A military vehicle designed to serve Marines will be able to fix itself using diagnostics and 3D printing.
For now, this technology has military applications, but there’s no reason to believe that it cannot and will not be applied to ‘consumer’ use.
Smart systems are about more than turning off your household lights with a smartphone. According to top staff in the Marine Corps, the next generation of 7-ton trucks could use a highly connected infrastructure to diagnose and automatically replace worn-out parts with 3D printed replacements.
Lt. Gen. Michael Dana, the Marine Corps’ deputy commandant for Installations and Logistics (I&L), says the process for installing such systems is already underway,
Last year, Marines at Fort Leonard Wood in Missouri took 20-odd military vehicles, including 7-ton Medium Tactical Vehicle Replacements (MTVRs) and Logistics Vehicle System Replacements (LVSRs), and equipped them with special engine sensors that could diagnose the imminent failure of key components.
Some high-end cars already use such technology, but it’s a completely new experience for the Marine Corps, which would previously have to identify and replace near-worn parts manually. “You look at Tesla, their vehicles literally get automatic upgrades; it’s almost like a vehicle computer that’s driving around,” Dana said, adding: “That predictive capability exists in the private sector. Hopefully we can incorporate it on the military side.”
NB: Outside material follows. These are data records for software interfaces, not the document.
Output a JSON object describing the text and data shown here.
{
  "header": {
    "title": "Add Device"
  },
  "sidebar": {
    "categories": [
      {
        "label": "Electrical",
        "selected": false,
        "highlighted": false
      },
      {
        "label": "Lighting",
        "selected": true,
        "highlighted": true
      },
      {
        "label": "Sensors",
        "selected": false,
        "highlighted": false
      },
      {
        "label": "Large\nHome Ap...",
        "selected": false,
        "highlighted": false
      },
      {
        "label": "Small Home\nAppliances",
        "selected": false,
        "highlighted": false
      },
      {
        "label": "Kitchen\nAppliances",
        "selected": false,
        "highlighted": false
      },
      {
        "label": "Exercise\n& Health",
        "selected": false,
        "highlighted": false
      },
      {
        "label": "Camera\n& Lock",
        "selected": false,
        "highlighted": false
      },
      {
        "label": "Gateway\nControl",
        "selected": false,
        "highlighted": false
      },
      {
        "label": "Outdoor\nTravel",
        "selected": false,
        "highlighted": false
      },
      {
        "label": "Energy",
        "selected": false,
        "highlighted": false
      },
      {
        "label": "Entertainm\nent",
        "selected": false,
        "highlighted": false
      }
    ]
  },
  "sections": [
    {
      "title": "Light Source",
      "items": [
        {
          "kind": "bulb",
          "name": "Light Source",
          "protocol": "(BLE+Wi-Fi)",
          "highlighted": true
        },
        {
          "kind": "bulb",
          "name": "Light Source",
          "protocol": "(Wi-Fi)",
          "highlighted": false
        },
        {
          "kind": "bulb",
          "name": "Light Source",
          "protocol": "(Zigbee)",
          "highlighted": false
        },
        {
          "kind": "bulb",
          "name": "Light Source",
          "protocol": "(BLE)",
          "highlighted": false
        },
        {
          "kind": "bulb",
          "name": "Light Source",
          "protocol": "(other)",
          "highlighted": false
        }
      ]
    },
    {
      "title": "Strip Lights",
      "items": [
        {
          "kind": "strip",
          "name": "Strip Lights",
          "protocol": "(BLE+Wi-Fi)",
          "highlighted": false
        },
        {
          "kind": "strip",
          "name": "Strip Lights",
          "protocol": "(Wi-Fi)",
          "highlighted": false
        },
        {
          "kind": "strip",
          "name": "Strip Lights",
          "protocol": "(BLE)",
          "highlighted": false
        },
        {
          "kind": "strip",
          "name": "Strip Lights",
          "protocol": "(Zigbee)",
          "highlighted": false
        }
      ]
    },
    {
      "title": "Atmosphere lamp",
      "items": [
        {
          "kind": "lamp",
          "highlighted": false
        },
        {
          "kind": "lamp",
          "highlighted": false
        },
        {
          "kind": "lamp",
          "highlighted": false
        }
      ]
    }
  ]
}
Lt. Gen. Michael Dana, the Marine Corps’ deputy commandant for Installations and Logistics (I&L), says the next generation of Marine Corps trucks could use smart diagnostics to identify worn-out parts and automatically place orders for 3D printed replacements.